Citation: Benabbou R, Subirade M, Desbiens M and Fliss I (2018) The Impact of Chitosan-Divergicin Film on Growth of Listeria monocytogenes in Cold-Smoked Salmon. Front. Microbiol. 9:2824. doi: 10.3389/fmicb.2018.02824
Received: 09 April 2018; Accepted: 02 November 2018;
Published: 26 November 2018.
Edited by:Michael Gänzle, University of Alberta, Canada
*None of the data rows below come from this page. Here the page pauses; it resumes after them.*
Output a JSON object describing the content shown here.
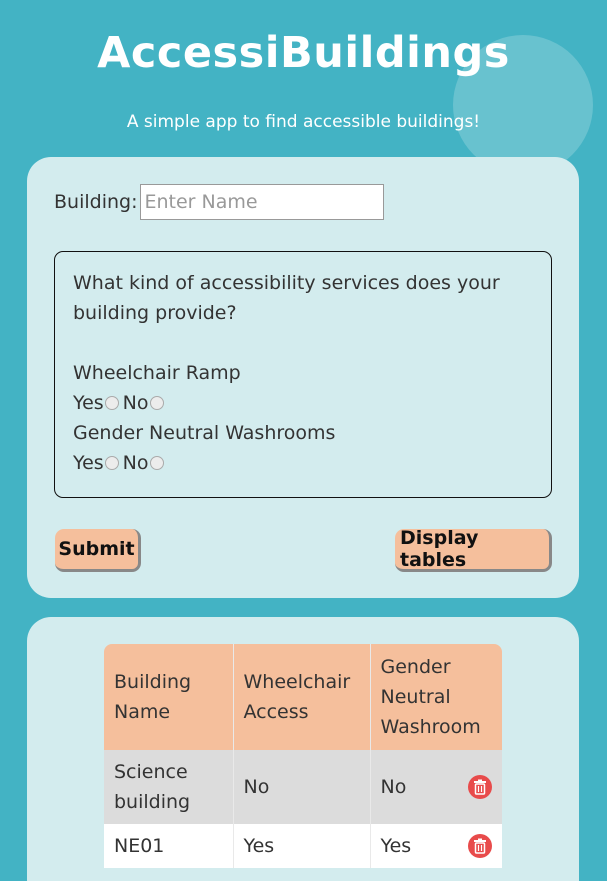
{
  "app": {
    "title": "AccessiBuildings",
    "subtitle": "A simple app to find accessible buildings!"
  },
  "form": {
    "building_label": "Building:",
    "building_input_value": "",
    "building_placeholder": "Enter Name",
    "question": "What kind of accessibility services does your building provide?",
    "services": [
      {
        "name": "Wheelchair Ramp",
        "yes_label": "Yes",
        "no_label": "No",
        "selected": null
      },
      {
        "name": "Gender Neutral Washrooms",
        "yes_label": "Yes",
        "no_label": "No",
        "selected": null
      }
    ],
    "submit_label": "Submit",
    "display_tables_label": "Display tables"
  },
  "table": {
    "headers": [
      "Building Name",
      "Wheelchair Access",
      "Gender Neutral Washroom"
    ],
    "rows": [
      {
        "building": "Science building",
        "wheelchair": "No",
        "washroom": "No",
        "delete_icon": "trash-icon"
      },
      {
        "building": "NE01",
        "wheelchair": "Yes",
        "washroom": "Yes",
        "delete_icon": "trash-icon"
      }
    ]
  },
  "colors": {
    "background": "#43b3c4",
    "card": "#d3ecee",
    "accent": "#f5bf9c",
    "delete": "#e84b4b"
  }
}
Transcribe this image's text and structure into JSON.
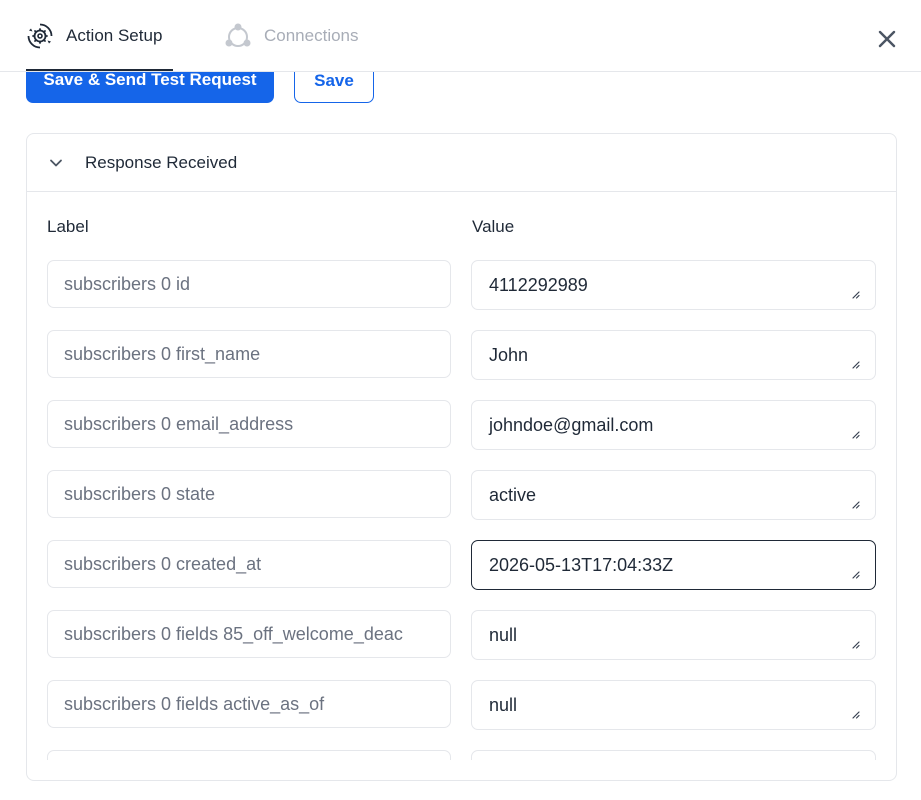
{
  "header": {
    "tabs": [
      {
        "label": "Action Setup",
        "icon": "gear-cycle-icon",
        "active": true
      },
      {
        "label": "Connections",
        "icon": "connections-icon",
        "active": false
      }
    ],
    "close_icon": "close-icon"
  },
  "toolbar": {
    "save_send_label": "Save & Send Test Request",
    "save_label": "Save"
  },
  "response_panel": {
    "title": "Response Received",
    "label_column": "Label",
    "value_column": "Value",
    "rows": [
      {
        "label": "subscribers 0 id",
        "value": "4112292989"
      },
      {
        "label": "subscribers 0 first_name",
        "value": "John"
      },
      {
        "label": "subscribers 0 email_address",
        "value": "johndoe@gmail.com"
      },
      {
        "label": "subscribers 0 state",
        "value": "active"
      },
      {
        "label": "subscribers 0 created_at",
        "value": "2026-05-13T17:04:33Z"
      },
      {
        "label": "subscribers 0 fields 85_off_welcome_deac",
        "value": "null"
      },
      {
        "label": "subscribers 0 fields active_as_of",
        "value": "null"
      },
      {
        "label": "",
        "value": ""
      }
    ]
  },
  "colors": {
    "primary": "#1565e9",
    "border": "#e5e7eb",
    "text": "#1f2937",
    "muted": "#6b7280"
  }
}
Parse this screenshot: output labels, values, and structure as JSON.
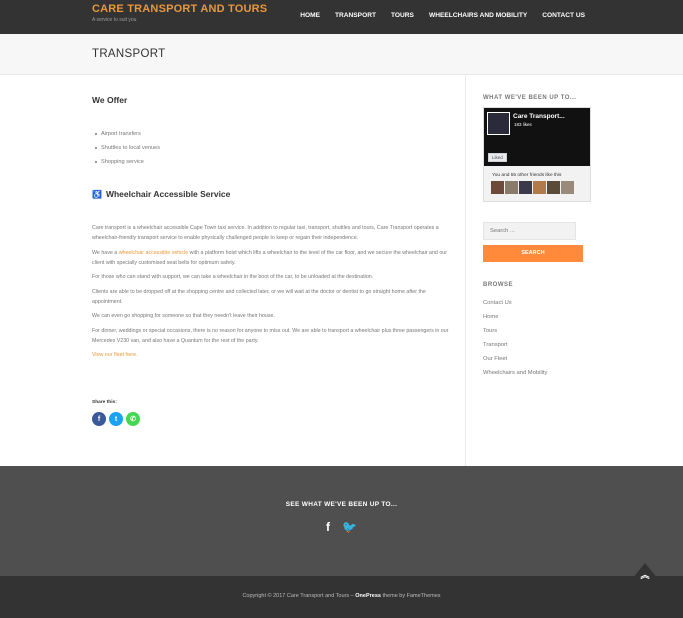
{
  "site": {
    "title": "CARE TRANSPORT AND TOURS",
    "tagline": "A service to suit you"
  },
  "nav": [
    "HOME",
    "TRANSPORT",
    "TOURS",
    "WHEELCHAIRS AND MOBILITY",
    "CONTACT US"
  ],
  "page_title": "TRANSPORT",
  "main": {
    "offer_heading": "We Offer",
    "offer_items": [
      "Airport transfers",
      "Shuttles to local venues",
      "Shopping service"
    ],
    "wheelchair_heading": "Wheelchair Accessible Service",
    "p1": "Care transport is a wheelchair accessible Cape Town taxi service. In addition to regular taxi, transport, shuttles and tours, Care Transport operates a wheelchair-friendly transport service to enable physically challenged people to keep or regain their independence.",
    "p2_before": "We have a ",
    "p2_link": "wheelchair accessible vehicle",
    "p2_after": " with a platform hoist which lifts a wheelchair to the level of the car floor, and we secure the wheelchair and our client with specially customised seat belts for optimum safety.",
    "p3": "For those who can stand with support, we can take a wheelchair in the boot of the car, to be unloaded at the destination.",
    "p4": "Clients are able to be dropped off at the shopping centre and collected later, or we will wait at the doctor or dentist to go straight home after the appointment.",
    "p5": "We can even go shopping for someone so that they needn't leave their house.",
    "p6": "For dinner, weddings or special occasions, there is no reason for anyone to miss out. We are able to transport a wheelchair plus three passengers in our Mercedes V230 van, and also have a Quantum for the rest of the party.",
    "fleet_link": "View our fleet here.",
    "share_label": "Share this:"
  },
  "sidebar": {
    "widget_heading": "WHAT WE'VE BEEN UP TO...",
    "fb_page_name": "Care Transport...",
    "fb_likes": "183 likes",
    "fb_like_button": "Liked",
    "fb_friends": "You and 55 other friends like this",
    "search_placeholder": "Search ...",
    "search_button": "SEARCH",
    "browse_heading": "BROWSE",
    "browse_items": [
      "Contact Us",
      "Home",
      "Tours",
      "Transport",
      "Our Fleet"
    ],
    "extra_link": "Wheelchairs and Mobility"
  },
  "footer": {
    "heading": "SEE WHAT WE'VE BEEN UP TO...",
    "copyright_pre": "Copyright © 2017 Care Transport and Tours – ",
    "theme_name": "OnePress",
    "copyright_post": " theme by FameThemes"
  },
  "colors": {
    "accent": "#e9973a",
    "search_button": "#ff8a3c",
    "header_bg": "#333333",
    "footer_bg": "#4f4f4f"
  },
  "icons": {
    "wheelchair": "wheelchair-icon",
    "share": [
      "facebook-icon",
      "twitter-icon",
      "whatsapp-icon"
    ],
    "footer_social": [
      "facebook-icon",
      "twitter-icon"
    ],
    "back_to_top": "chevron-double-up-icon"
  }
}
Copyright © 2018 Benabbou, Subirade, Desbiens and Fliss. This is an open-access article distributed under the terms of the Creative Commons Attribution License (CC BY). The use, distribution or reproduction in other forums is permitted, provided the original author(s) and the copyright owner(s) are credited and that the original publication in this journal is cited, in accordance with accepted academic practice. No use, distribution or reproduction is permitted which does not comply with these terms.
*Correspondence: Ismail Fliss, firstname.lastname@example.org
†Present address: Rajaa Benabbou, LRI Laboratory, OSIL Team Research, ENSEM, University Hassan II, Casablanca, Morocco